From the records below, take each line where the string "title" shows up and copy it.

- - -

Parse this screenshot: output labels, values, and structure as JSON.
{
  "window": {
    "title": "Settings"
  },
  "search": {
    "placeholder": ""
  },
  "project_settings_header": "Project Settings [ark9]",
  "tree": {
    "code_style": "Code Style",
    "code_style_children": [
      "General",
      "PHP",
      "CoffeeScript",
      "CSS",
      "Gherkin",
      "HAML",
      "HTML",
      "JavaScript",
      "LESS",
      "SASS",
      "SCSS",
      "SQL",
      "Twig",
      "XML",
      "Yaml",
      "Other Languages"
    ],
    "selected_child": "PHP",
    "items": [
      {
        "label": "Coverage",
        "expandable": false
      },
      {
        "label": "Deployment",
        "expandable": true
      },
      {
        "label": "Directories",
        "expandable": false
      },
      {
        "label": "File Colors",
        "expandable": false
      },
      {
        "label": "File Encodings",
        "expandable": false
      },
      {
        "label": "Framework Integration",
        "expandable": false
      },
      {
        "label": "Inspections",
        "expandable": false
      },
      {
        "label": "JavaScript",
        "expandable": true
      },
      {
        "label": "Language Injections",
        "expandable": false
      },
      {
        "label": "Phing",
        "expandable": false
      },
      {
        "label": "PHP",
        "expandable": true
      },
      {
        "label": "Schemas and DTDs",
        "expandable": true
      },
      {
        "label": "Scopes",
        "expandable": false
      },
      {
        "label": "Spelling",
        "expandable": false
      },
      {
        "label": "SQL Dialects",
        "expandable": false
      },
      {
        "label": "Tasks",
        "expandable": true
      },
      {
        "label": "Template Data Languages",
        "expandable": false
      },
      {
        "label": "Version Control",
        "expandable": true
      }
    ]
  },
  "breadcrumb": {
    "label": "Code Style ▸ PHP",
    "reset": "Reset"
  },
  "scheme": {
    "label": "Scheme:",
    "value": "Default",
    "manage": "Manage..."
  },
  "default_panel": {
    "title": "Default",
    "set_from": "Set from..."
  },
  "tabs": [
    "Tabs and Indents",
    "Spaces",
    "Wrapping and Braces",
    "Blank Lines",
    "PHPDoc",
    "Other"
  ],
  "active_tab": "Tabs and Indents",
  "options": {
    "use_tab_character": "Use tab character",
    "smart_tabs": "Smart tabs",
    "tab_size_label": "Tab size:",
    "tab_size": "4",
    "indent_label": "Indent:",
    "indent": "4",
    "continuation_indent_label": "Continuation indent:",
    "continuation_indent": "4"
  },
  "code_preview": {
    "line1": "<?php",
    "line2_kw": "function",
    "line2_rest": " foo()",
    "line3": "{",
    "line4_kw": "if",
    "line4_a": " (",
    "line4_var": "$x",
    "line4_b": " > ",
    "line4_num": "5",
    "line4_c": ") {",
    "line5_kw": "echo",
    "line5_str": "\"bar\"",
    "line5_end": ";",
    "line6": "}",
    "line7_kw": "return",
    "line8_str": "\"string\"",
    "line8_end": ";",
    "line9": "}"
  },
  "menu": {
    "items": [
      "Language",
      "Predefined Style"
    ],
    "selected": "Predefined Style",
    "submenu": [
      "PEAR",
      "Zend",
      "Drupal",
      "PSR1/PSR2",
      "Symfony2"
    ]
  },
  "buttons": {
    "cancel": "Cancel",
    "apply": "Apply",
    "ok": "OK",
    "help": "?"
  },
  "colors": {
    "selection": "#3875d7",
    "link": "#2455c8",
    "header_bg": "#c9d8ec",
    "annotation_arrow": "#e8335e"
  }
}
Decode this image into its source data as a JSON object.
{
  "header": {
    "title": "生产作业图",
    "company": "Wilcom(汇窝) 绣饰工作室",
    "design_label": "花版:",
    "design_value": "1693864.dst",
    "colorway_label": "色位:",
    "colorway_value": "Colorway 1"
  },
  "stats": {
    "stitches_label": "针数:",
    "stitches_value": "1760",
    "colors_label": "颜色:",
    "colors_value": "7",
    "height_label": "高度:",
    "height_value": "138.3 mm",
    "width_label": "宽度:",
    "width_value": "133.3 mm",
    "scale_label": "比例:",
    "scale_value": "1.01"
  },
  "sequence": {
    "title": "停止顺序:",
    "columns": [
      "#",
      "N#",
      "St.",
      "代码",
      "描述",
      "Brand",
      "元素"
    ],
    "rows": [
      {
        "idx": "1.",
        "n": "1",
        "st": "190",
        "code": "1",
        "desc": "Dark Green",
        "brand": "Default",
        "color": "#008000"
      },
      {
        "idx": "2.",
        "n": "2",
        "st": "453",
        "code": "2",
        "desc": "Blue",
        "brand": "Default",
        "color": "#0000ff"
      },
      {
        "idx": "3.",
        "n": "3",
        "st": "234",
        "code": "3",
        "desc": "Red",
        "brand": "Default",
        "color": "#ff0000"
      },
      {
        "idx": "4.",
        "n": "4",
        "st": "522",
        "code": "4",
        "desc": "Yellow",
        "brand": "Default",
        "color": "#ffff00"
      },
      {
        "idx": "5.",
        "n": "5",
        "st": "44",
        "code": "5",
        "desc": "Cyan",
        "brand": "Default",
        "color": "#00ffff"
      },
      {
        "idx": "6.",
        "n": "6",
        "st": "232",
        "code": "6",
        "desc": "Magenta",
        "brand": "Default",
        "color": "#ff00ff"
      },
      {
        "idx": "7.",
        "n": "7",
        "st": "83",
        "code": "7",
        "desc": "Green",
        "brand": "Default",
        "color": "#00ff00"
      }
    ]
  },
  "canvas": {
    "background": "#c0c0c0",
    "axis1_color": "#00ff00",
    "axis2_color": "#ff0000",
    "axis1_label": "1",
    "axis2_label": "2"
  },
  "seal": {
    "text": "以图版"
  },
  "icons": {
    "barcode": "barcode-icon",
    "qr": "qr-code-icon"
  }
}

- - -

### Task output
    "title": "Settings"
    "title": "Default",
    "title": "生产作业图",
    "title": "停止顺序:",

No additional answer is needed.